“Such medium exists now only in my imagination, but artists, in general, are supposed to imagine and dream about the future”
What do you believe create value in art? Aesthetic, craftsmanship, the gallery, relevance to the market, reputation etc?
ADELA ANDEA: This is a very difficult question. I would like to think that the success of the work should be dependent on all the factors mentioned. Ideally, an artist needs to start with a solid education and present original ideas well-crafted to the market. My interest in contemporary art came from an excellent education in fine arts, continued by gallery representation specialized in contemporary art. Hopefully a balanced combination of all the elements mentioned brings a sense of fairness to achieving success.
However, I am fully aware that this ideal scenario is not always the case. The presumption that all artistic aspect of the art are unpredictable and not concerned with rules, is what works against its own definition of what defines good art. There are too many variables in this equation. Over time I found there can be one constant and that is the commitment of the artist to her/his own visions and creations, but it is not the only factor that brings value to the art.
How do you see your art evolving?
ADELA ANDEA: I tried several mediums before arriving at the medium of light. I found that each medium has its own fascination and in my artwork, I often tried to combine them. Thus, my wish would be for a polymorphic medium to exist. Akin to how you can change the wave length of some LED elements; this new medium should be able to change from light to sound, or from solid to liquid, from smooth to harsh and so on. Such medium exists now only in my imagination, but artists, in general, are supposed to imagine and dream about the future.
Best piece of advice you have ever been given…
ADELA ANDEA: The best advice I got was in my 20s, and it was to follow my dreams, my calling and pursue the career that suits me the best. I was born in Romania in the 70’s where being an artist was not a possibility. I moved to the United States in 1999 and after spending 5 years working as a paralegal in California, I realized that my calling was art. I moved to Houston and graduated Valedictorian and Summa Cum Laude from the Painting program at the University of Houston. I continued my higher education in studio arts and I received my Master of Fine Arts in New Media, with a minor in Sculpture from University of North Texas, Denton.
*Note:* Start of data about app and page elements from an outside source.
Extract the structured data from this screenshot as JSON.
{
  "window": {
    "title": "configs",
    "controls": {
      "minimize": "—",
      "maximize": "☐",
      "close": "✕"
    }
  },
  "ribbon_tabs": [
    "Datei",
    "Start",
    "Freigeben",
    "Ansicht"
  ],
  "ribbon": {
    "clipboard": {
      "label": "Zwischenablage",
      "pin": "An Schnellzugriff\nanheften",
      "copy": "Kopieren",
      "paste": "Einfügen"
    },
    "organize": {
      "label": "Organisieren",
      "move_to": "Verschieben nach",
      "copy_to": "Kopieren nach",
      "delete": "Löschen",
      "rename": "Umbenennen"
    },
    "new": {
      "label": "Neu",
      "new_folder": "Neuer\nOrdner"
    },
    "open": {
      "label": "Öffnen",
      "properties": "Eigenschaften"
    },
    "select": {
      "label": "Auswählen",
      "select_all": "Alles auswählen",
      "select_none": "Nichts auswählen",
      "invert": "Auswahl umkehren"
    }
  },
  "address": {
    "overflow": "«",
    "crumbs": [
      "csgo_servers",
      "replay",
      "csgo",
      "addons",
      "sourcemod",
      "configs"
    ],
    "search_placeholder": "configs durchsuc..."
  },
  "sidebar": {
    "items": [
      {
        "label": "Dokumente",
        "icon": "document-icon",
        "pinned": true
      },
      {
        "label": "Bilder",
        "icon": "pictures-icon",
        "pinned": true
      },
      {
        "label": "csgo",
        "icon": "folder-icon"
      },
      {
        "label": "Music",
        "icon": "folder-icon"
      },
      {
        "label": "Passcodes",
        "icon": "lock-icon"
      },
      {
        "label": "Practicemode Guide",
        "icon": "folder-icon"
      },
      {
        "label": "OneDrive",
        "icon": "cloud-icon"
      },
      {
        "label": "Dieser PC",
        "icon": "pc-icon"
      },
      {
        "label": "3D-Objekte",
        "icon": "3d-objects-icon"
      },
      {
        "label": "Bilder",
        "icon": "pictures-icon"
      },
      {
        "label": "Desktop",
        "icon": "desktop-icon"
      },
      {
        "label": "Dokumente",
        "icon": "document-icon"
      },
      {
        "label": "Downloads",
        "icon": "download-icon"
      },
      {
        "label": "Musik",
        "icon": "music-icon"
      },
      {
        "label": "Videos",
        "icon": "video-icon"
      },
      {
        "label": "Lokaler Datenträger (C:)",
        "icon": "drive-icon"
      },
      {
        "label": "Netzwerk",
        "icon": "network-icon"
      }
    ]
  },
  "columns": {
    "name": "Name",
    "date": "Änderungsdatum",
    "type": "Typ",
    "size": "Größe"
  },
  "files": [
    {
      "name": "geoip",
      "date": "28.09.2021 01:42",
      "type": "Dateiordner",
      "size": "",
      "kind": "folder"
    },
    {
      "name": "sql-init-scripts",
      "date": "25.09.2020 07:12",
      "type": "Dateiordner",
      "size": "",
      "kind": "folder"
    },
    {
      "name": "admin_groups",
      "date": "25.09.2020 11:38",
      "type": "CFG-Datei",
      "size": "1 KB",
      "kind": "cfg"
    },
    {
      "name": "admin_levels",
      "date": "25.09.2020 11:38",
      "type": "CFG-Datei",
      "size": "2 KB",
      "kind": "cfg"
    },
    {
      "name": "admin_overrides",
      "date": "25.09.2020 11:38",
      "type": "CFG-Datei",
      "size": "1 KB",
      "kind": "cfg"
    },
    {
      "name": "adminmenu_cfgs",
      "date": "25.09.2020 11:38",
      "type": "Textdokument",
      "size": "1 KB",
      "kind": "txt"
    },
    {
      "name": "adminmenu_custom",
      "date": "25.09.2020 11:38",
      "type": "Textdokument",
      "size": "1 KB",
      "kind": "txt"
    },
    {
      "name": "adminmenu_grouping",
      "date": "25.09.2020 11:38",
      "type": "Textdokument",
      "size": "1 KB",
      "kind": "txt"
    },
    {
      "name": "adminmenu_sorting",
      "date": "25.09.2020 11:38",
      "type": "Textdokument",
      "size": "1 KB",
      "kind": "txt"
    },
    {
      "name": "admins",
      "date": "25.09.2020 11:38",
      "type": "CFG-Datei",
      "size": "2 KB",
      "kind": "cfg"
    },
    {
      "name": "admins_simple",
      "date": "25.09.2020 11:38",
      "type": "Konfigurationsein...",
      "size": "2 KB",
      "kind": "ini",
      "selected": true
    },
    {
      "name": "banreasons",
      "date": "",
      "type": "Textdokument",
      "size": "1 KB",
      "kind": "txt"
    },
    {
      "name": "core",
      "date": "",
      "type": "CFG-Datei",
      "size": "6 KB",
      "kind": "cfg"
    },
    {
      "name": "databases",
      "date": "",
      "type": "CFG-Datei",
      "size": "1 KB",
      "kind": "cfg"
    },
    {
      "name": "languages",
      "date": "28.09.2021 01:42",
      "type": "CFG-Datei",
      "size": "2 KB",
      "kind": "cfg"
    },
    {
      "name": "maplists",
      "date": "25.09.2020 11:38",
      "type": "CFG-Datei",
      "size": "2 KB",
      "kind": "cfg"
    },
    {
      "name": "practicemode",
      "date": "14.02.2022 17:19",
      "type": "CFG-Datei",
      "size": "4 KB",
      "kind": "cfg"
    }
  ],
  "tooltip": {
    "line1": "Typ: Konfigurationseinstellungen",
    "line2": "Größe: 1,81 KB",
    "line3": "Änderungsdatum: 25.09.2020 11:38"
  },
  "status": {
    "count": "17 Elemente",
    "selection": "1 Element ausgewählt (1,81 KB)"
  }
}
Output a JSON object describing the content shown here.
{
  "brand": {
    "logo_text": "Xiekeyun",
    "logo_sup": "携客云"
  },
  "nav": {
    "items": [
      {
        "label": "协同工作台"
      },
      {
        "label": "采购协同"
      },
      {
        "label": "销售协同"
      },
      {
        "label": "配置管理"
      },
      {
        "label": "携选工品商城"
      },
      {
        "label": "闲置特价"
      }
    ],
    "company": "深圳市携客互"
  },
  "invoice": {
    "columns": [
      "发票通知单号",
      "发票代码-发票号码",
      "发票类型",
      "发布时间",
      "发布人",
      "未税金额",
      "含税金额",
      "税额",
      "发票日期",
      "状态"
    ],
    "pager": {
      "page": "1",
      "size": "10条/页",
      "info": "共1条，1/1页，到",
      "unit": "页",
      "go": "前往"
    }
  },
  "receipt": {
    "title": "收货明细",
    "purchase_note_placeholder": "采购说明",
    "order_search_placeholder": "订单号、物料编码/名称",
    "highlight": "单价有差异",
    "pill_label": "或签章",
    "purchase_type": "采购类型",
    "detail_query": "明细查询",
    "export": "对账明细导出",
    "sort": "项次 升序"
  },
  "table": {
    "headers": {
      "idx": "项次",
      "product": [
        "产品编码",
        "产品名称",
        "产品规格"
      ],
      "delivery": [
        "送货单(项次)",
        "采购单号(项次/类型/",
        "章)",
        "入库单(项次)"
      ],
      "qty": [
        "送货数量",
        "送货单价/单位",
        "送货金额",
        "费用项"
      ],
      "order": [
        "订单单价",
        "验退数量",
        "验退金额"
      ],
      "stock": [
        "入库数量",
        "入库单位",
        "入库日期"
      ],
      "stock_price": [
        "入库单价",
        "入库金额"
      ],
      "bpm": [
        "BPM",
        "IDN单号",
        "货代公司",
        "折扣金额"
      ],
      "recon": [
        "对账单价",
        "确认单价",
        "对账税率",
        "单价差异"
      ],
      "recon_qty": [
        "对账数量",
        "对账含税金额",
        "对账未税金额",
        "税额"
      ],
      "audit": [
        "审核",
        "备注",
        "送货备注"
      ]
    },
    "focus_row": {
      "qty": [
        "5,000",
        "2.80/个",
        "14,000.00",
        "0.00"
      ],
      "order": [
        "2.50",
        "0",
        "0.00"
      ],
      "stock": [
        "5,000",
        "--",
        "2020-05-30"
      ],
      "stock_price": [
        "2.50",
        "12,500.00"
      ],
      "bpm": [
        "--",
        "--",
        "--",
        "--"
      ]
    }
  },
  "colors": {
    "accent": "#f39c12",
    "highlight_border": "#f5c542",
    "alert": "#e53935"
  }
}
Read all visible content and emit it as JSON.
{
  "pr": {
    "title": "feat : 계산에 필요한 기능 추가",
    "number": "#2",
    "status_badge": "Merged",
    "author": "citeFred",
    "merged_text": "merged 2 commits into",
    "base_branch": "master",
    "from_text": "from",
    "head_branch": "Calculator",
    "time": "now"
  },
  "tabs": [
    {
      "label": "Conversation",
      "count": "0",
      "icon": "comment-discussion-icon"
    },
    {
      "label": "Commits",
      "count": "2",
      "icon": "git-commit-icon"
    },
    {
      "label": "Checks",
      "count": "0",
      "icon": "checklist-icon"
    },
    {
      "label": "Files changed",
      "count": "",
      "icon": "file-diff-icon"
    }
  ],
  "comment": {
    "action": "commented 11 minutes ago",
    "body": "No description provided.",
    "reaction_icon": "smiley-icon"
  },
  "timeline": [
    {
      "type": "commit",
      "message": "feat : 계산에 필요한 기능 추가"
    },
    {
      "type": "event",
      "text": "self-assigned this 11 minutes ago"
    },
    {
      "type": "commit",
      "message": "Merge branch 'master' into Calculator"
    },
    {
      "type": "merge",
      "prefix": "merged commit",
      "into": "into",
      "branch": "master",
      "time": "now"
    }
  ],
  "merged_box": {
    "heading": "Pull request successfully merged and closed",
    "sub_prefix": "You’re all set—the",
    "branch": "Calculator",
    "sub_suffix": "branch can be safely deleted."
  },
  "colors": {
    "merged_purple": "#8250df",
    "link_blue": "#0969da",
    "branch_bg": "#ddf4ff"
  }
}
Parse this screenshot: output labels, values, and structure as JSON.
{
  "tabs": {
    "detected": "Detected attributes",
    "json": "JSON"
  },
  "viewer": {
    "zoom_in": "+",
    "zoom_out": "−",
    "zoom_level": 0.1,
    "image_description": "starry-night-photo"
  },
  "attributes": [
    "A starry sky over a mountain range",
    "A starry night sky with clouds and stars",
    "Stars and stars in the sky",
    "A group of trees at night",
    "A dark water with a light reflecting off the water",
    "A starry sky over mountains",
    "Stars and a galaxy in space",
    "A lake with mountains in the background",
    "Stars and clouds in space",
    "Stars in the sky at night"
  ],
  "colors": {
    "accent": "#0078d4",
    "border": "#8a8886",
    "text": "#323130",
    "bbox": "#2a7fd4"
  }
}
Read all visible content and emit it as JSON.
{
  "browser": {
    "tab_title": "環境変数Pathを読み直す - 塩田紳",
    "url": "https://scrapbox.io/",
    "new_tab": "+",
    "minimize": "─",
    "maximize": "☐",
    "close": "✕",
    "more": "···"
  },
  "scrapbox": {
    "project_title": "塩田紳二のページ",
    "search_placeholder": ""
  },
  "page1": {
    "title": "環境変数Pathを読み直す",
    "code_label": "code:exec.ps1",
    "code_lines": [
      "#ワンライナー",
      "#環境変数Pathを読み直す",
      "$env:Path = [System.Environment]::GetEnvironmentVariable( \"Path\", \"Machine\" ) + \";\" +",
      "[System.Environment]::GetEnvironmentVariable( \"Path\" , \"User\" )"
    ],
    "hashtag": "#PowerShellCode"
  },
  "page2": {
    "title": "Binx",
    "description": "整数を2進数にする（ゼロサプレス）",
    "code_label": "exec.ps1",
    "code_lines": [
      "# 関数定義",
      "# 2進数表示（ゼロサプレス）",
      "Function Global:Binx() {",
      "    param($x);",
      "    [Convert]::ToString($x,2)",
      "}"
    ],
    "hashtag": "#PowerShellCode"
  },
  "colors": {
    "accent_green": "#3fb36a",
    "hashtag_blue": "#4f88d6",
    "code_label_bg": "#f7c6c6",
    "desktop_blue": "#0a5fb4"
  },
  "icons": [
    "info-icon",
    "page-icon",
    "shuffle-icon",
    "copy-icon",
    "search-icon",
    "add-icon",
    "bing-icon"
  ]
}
While earning my master degree, I exhibited extensively with two contemporary art galleries, Anya Tish Gallery in Houston and Cris Worley Fine Arts in Dallas. Pursuing my artistic career was a great decision. I now have an extensive resume, numerous solo shows, museum shows and my work acquired in private, corporate and public collections, in United States (California, Pennsylvania, New York, Florida, Texas) and Internationally (France, Germany, Romania).
Images are courtesy of the artist, Anya Tish Gallery, Houston and Cris Worley Fine Arts, Dallas.